26 November 2010
Along with austerity measures to bring debt-laden countries into improved financial health will come some actions with an impact on healthcare and the health of people.
Some examples have a specific impact and might include increasing the patient co-payment, introducing new co-payments, or reducing public capital expenditure on healthcare infrastructure.
In other cases things are already happening: increasing premiums (Ireland), or increasing control of drug pricing (Spain).
Other actions will have a knock-on effect, such as increasing tuition fees which may impact student numbers and thus the supply of health professions (UK). Tighter access to debt will have some impact on new build in healthcare, as the ability of the state to finance new hospitals will be reduced along with willingness to fund the running costs (big hospitals cost hundreds of millions a year to run). Perhaps we may see some flight of research capacity as whole clinical research teams up-sticks and relocate to countries where investment in medical research is increasing (such as China and India).
And, as people find they are unable to afford to pay their health insurance, their costs are then picked up by the taxpayer. Countries with high rates of unemployment (many) will understand the carrying capacity needed to pay for the healthcare of the uninsured.
We know, broadly speaking, that people are happy with the quality of the healthcare that they receive. The real issue is always about gaining access to that care. To date, most EU countries appear able to manage this (despite these costs contributing to their debt burden).
But for countries facing austerity measures, under what circumstances might reduced access to care begin to manifest itself. The issue then will be increased burden of ill-health, with all its consequences.

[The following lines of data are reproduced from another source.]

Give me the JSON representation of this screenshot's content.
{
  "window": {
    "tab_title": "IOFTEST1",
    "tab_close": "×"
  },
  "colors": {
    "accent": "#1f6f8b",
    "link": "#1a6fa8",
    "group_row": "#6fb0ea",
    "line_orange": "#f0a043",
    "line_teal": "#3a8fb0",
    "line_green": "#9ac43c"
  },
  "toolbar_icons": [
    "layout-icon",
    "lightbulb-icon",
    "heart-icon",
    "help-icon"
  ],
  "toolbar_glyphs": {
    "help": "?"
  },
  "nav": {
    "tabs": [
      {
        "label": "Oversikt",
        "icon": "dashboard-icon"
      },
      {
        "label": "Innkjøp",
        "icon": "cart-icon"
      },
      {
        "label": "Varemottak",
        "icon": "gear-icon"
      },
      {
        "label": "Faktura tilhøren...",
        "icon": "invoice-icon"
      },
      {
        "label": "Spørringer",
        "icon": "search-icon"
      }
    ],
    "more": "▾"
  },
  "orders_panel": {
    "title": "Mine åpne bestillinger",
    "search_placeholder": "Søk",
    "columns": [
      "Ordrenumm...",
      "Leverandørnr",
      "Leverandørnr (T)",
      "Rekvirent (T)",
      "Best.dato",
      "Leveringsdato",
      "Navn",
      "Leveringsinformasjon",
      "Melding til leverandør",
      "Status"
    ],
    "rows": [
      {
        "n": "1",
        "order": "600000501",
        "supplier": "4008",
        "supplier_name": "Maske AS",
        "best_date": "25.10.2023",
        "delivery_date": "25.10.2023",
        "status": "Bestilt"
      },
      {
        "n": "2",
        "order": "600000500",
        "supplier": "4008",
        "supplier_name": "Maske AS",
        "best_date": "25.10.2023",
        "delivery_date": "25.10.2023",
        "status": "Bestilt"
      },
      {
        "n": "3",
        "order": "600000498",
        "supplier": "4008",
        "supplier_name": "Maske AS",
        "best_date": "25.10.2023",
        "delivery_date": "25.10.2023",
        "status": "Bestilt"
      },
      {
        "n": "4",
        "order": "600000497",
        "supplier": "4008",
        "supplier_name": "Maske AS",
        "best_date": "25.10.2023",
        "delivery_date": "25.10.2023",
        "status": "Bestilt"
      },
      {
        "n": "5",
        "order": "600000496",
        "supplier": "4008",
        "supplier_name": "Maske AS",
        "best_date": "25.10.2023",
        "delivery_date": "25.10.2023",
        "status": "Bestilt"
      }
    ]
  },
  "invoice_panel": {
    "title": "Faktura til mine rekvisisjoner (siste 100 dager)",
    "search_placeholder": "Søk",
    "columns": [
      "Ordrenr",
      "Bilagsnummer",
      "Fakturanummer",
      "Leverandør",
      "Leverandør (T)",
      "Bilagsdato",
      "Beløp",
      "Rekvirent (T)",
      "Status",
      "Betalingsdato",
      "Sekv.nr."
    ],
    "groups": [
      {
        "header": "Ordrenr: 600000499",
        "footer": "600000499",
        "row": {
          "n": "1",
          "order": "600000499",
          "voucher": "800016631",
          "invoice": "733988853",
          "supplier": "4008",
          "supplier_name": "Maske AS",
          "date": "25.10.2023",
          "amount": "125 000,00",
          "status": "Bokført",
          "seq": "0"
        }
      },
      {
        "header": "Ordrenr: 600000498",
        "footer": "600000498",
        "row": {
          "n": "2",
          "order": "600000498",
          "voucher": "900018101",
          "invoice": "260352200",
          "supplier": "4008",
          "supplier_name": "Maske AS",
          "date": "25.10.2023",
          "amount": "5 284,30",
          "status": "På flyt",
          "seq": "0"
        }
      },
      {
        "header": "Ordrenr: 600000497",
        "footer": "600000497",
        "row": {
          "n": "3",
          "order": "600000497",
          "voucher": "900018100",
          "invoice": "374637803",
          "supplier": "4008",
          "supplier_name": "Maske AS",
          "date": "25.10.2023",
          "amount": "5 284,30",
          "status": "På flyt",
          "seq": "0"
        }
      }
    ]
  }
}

Will we not have converted a debt crisis into a health crisis?EuroSante